Ringo introduced a bill that would exempt from annexation any Washington County property owned by any company with at least 5,000 employees, $12 billion in annual revenue and 35 years of Oregon operation. Only one company fills the bill, of course.
Ringo, a school-funding advocate and strident critic of corporate tax breaks, admits that singling Nike out for favorable treatment raises questions of fairness. After all, most homeowners facing annexation can't draft legislation or hire lobbyists. "We can't be in the business of taking care of Nike and ignoring the needs of regular citizens," Ringo says, while acknowledging his bill would do just that.
Ringo hopes to tweak the bill to broaden its impact. He says annexation should require the consent of those affected and entail more public process than it does now.
But the lawmaker is unapologetic about paying close attention to Nike's needs. "There's no doubt that Oregon needs to bend over backwards for our only Fortune 500 company," he says.
Nike is certainly bending over backwards to appeal to Oregon's politicians. On Sunday, the company hosted two busloads of legislators and a passel of other pols including Gov. Ted Kulongoski, Attorney General Hardy Myers, Secretary of State Bill Bradbury and U.S. Reps Earl Blumenauer and Darlene Hooley.
Ostensibly Sunday's bash was held to roll out a report detailing Nike's contribution to the state's economy. But attendance was strictly monitored, and reporters were barred.
When the legislators arrived for a steak and salmon dinner at Nike's sprawling campus, they were greeted by Washington County Sheriff's squad cars with their lights flashing—a not-so-subtle reminder that Nike doesn't need the protection from Beaverton police that annexation would buy.
The message Nike chairman Phil Knight delivered, along with goodie bags containing Nike watches and yellow Lance Armstrong bracelets, was even less subtle, according to two guests who spoke on background. After giving a brief history of the company he founded, Knight served up some food for thought, saying that if the company's headquarters were annexed, it might have to relocate 100 designers to Tokyo and move a call center to Canada. "Don't make us choose between our shareholders and our state," he told the crowd.
The Washington County assessor's office estimates that annexation could cost Nike an additional $900,000 annually in taxes, an increase of about 17 percent. Last year, the company posted revenue of $12.3 billion and profits of just under $1 billion.
Chuck Sheketoff of the Oregon Center for Public Policy says the Legislature has already bent so far backward for Nike that lawmakers are practically supine.
In the past two legislative sessions, Sheketoff notes, lawmakers gave Nike and other companies with big operations in Oregon a massive break by juggling the formula that determines their state income taxes.
"In order to get tax breaks, whether it's income tax or property tax, employers ought to be able to show the breaks will create new jobs," Sheketoff says. "Unless that happens, there's no accountability and we're just giving revenue away."

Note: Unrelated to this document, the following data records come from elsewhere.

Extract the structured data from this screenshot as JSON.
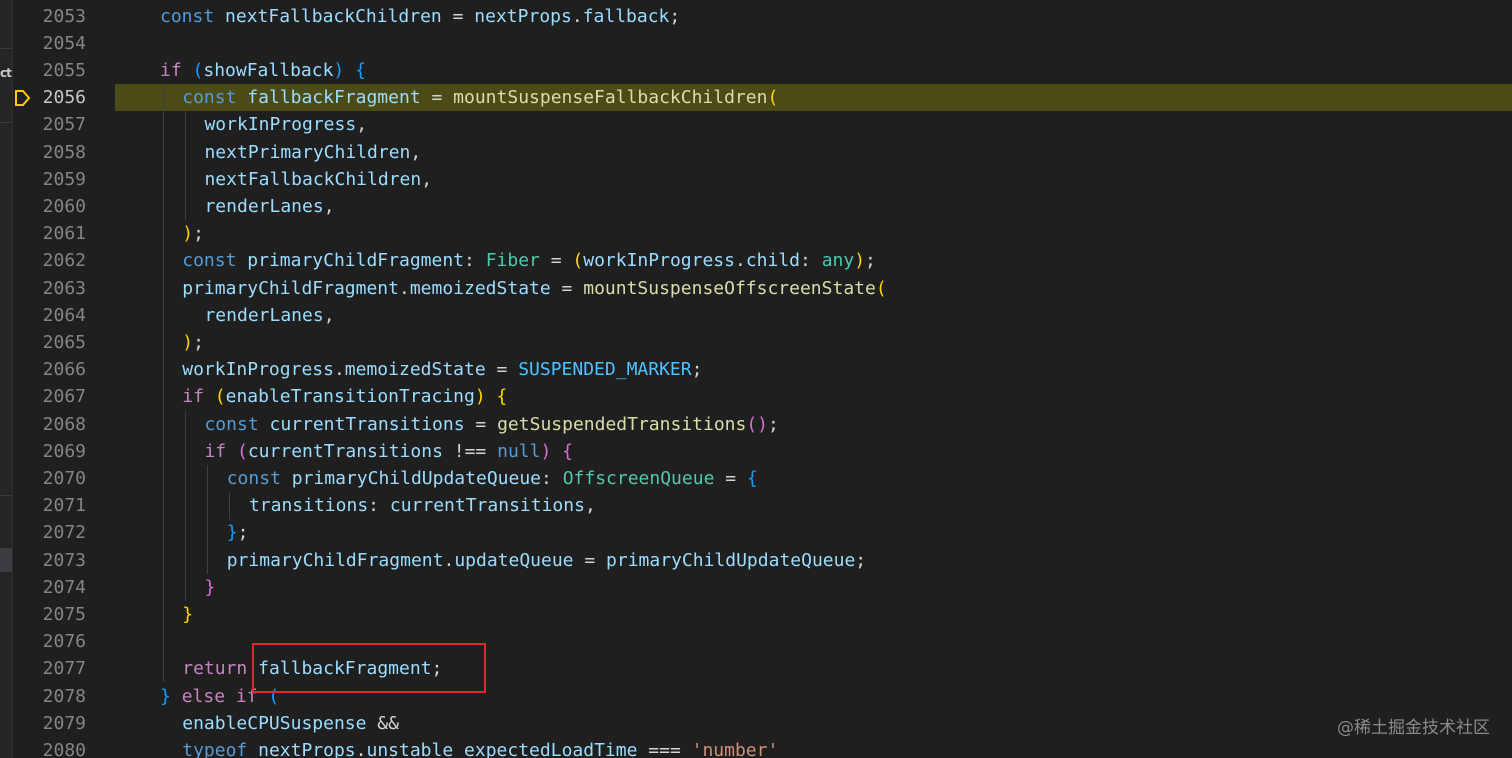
{
  "lines": [
    {
      "no": "2053",
      "tokens": [
        {
          "t": "const",
          "c": "kw"
        },
        {
          "t": " "
        },
        {
          "t": "nextFallbackChildren",
          "c": "var"
        },
        {
          "t": " = "
        },
        {
          "t": "nextProps",
          "c": "var"
        },
        {
          "t": "."
        },
        {
          "t": "fallback",
          "c": "var"
        },
        {
          "t": ";"
        }
      ]
    },
    {
      "no": "2054",
      "tokens": []
    },
    {
      "no": "2055",
      "tokens": [
        {
          "t": "if",
          "c": "ctl"
        },
        {
          "t": " "
        },
        {
          "t": "(",
          "c": "p3"
        },
        {
          "t": "showFallback",
          "c": "var"
        },
        {
          "t": ")",
          "c": "p3"
        },
        {
          "t": " "
        },
        {
          "t": "{",
          "c": "p3"
        }
      ]
    },
    {
      "no": "2056",
      "tokens": [
        {
          "t": "const",
          "c": "kw"
        },
        {
          "t": " "
        },
        {
          "t": "fallbackFragment",
          "c": "var"
        },
        {
          "t": " = "
        },
        {
          "t": "mountSuspenseFallbackChildren",
          "c": "fn"
        },
        {
          "t": "(",
          "c": "p1"
        }
      ]
    },
    {
      "no": "2057",
      "tokens": [
        {
          "t": "workInProgress",
          "c": "var"
        },
        {
          "t": ","
        }
      ]
    },
    {
      "no": "2058",
      "tokens": [
        {
          "t": "nextPrimaryChildren",
          "c": "var"
        },
        {
          "t": ","
        }
      ]
    },
    {
      "no": "2059",
      "tokens": [
        {
          "t": "nextFallbackChildren",
          "c": "var"
        },
        {
          "t": ","
        }
      ]
    },
    {
      "no": "2060",
      "tokens": [
        {
          "t": "renderLanes",
          "c": "var"
        },
        {
          "t": ","
        }
      ]
    },
    {
      "no": "2061",
      "tokens": [
        {
          "t": ")",
          "c": "p1"
        },
        {
          "t": ";"
        }
      ]
    },
    {
      "no": "2062",
      "tokens": [
        {
          "t": "const",
          "c": "kw"
        },
        {
          "t": " "
        },
        {
          "t": "primaryChildFragment",
          "c": "var"
        },
        {
          "t": ": "
        },
        {
          "t": "Fiber",
          "c": "ty"
        },
        {
          "t": " = "
        },
        {
          "t": "(",
          "c": "p1"
        },
        {
          "t": "workInProgress",
          "c": "var"
        },
        {
          "t": "."
        },
        {
          "t": "child",
          "c": "var"
        },
        {
          "t": ": "
        },
        {
          "t": "any",
          "c": "ty"
        },
        {
          "t": ")",
          "c": "p1"
        },
        {
          "t": ";"
        }
      ]
    },
    {
      "no": "2063",
      "tokens": [
        {
          "t": "primaryChildFragment",
          "c": "var"
        },
        {
          "t": "."
        },
        {
          "t": "memoizedState",
          "c": "var"
        },
        {
          "t": " = "
        },
        {
          "t": "mountSuspenseOffscreenState",
          "c": "fn"
        },
        {
          "t": "(",
          "c": "p1"
        }
      ]
    },
    {
      "no": "2064",
      "tokens": [
        {
          "t": "renderLanes",
          "c": "var"
        },
        {
          "t": ","
        }
      ]
    },
    {
      "no": "2065",
      "tokens": [
        {
          "t": ")",
          "c": "p1"
        },
        {
          "t": ";"
        }
      ]
    },
    {
      "no": "2066",
      "tokens": [
        {
          "t": "workInProgress",
          "c": "var"
        },
        {
          "t": "."
        },
        {
          "t": "memoizedState",
          "c": "var"
        },
        {
          "t": " = "
        },
        {
          "t": "SUSPENDED_MARKER",
          "c": "cn"
        },
        {
          "t": ";"
        }
      ]
    },
    {
      "no": "2067",
      "tokens": [
        {
          "t": "if",
          "c": "ctl"
        },
        {
          "t": " "
        },
        {
          "t": "(",
          "c": "p1"
        },
        {
          "t": "enableTransitionTracing",
          "c": "var"
        },
        {
          "t": ")",
          "c": "p1"
        },
        {
          "t": " "
        },
        {
          "t": "{",
          "c": "p1"
        }
      ]
    },
    {
      "no": "2068",
      "tokens": [
        {
          "t": "const",
          "c": "kw"
        },
        {
          "t": " "
        },
        {
          "t": "currentTransitions",
          "c": "var"
        },
        {
          "t": " = "
        },
        {
          "t": "getSuspendedTransitions",
          "c": "fn"
        },
        {
          "t": "()",
          "c": "p2"
        },
        {
          "t": ";"
        }
      ]
    },
    {
      "no": "2069",
      "tokens": [
        {
          "t": "if",
          "c": "ctl"
        },
        {
          "t": " "
        },
        {
          "t": "(",
          "c": "p2"
        },
        {
          "t": "currentTransitions",
          "c": "var"
        },
        {
          "t": " !== "
        },
        {
          "t": "null",
          "c": "kw"
        },
        {
          "t": ")",
          "c": "p2"
        },
        {
          "t": " "
        },
        {
          "t": "{",
          "c": "p2"
        }
      ]
    },
    {
      "no": "2070",
      "tokens": [
        {
          "t": "const",
          "c": "kw"
        },
        {
          "t": " "
        },
        {
          "t": "primaryChildUpdateQueue",
          "c": "var"
        },
        {
          "t": ": "
        },
        {
          "t": "OffscreenQueue",
          "c": "ty"
        },
        {
          "t": " = "
        },
        {
          "t": "{",
          "c": "p3"
        }
      ]
    },
    {
      "no": "2071",
      "tokens": [
        {
          "t": "transitions",
          "c": "var"
        },
        {
          "t": ": "
        },
        {
          "t": "currentTransitions",
          "c": "var"
        },
        {
          "t": ","
        }
      ]
    },
    {
      "no": "2072",
      "tokens": [
        {
          "t": "}",
          "c": "p3"
        },
        {
          "t": ";"
        }
      ]
    },
    {
      "no": "2073",
      "tokens": [
        {
          "t": "primaryChildFragment",
          "c": "var"
        },
        {
          "t": "."
        },
        {
          "t": "updateQueue",
          "c": "var"
        },
        {
          "t": " = "
        },
        {
          "t": "primaryChildUpdateQueue",
          "c": "var"
        },
        {
          "t": ";"
        }
      ]
    },
    {
      "no": "2074",
      "tokens": [
        {
          "t": "}",
          "c": "p2"
        }
      ]
    },
    {
      "no": "2075",
      "tokens": [
        {
          "t": "}",
          "c": "p1"
        }
      ]
    },
    {
      "no": "2076",
      "tokens": []
    },
    {
      "no": "2077",
      "tokens": [
        {
          "t": "return",
          "c": "ctl"
        },
        {
          "t": " "
        },
        {
          "t": "fallbackFragment",
          "c": "var"
        },
        {
          "t": ";"
        }
      ]
    },
    {
      "no": "2078",
      "tokens": [
        {
          "t": "}",
          "c": "p3"
        },
        {
          "t": " "
        },
        {
          "t": "else",
          "c": "ctl"
        },
        {
          "t": " "
        },
        {
          "t": "if",
          "c": "ctl"
        },
        {
          "t": " "
        },
        {
          "t": "(",
          "c": "p3"
        }
      ]
    },
    {
      "no": "2079",
      "tokens": [
        {
          "t": "enableCPUSuspense",
          "c": "var"
        },
        {
          "t": " && "
        }
      ]
    },
    {
      "no": "2080",
      "tokens": [
        {
          "t": "typeof",
          "c": "kw"
        },
        {
          "t": " "
        },
        {
          "t": "nextProps",
          "c": "var"
        },
        {
          "t": "."
        },
        {
          "t": "unstable_expectedLoadTime",
          "c": "var"
        },
        {
          "t": " === "
        },
        {
          "t": "'number'",
          "c": "str"
        }
      ]
    }
  ],
  "sidebar_fragment": "ct",
  "watermark": "@稀土掘金技术社区"
}
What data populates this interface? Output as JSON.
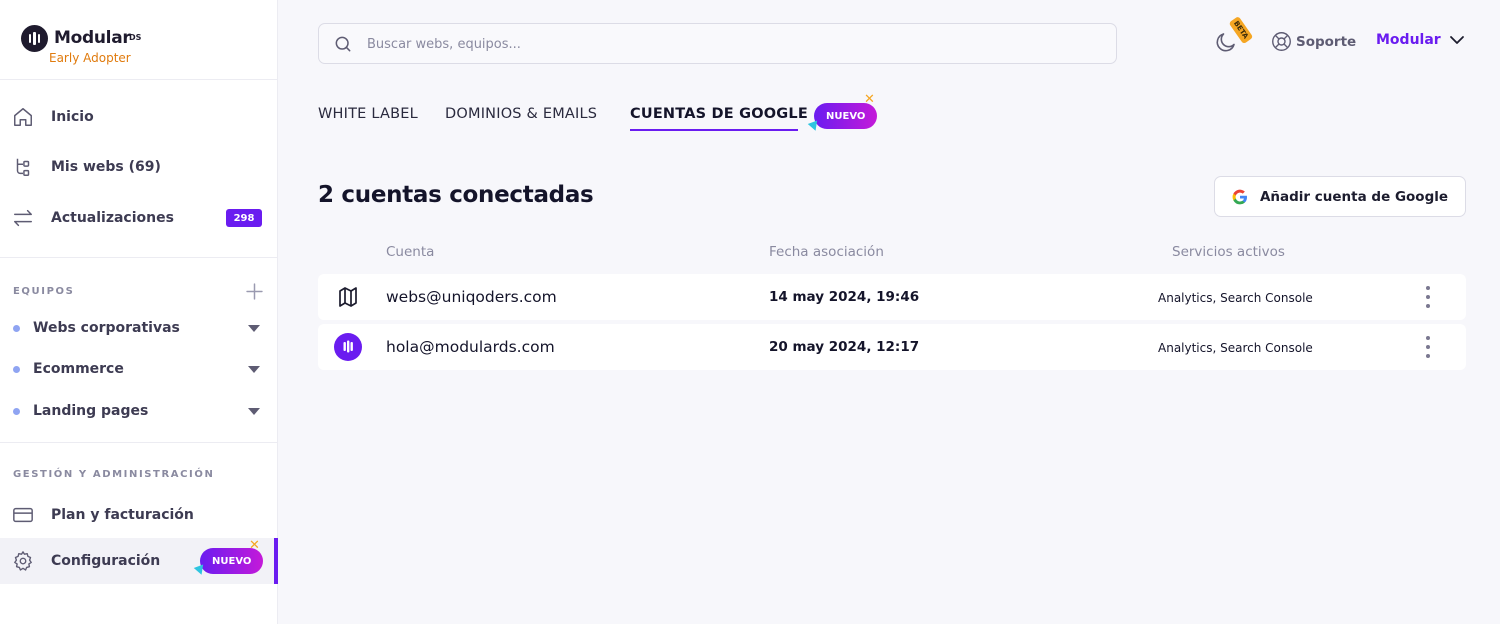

Nike's Brim-Edwards says such criticism is misguided. "This is not an issue fundamentally about taxes," she says. "It's about certainty in planning for future growth and the business climate. We do not use City of Beaverton services, thus subsidizing such services does not seem appropriate."
Mayor Drake can't offer legislators branded baubles, but he could offer a tour of his city's library and 911 call center—which, Beaverton says, provide free service to unincorporated Washington County.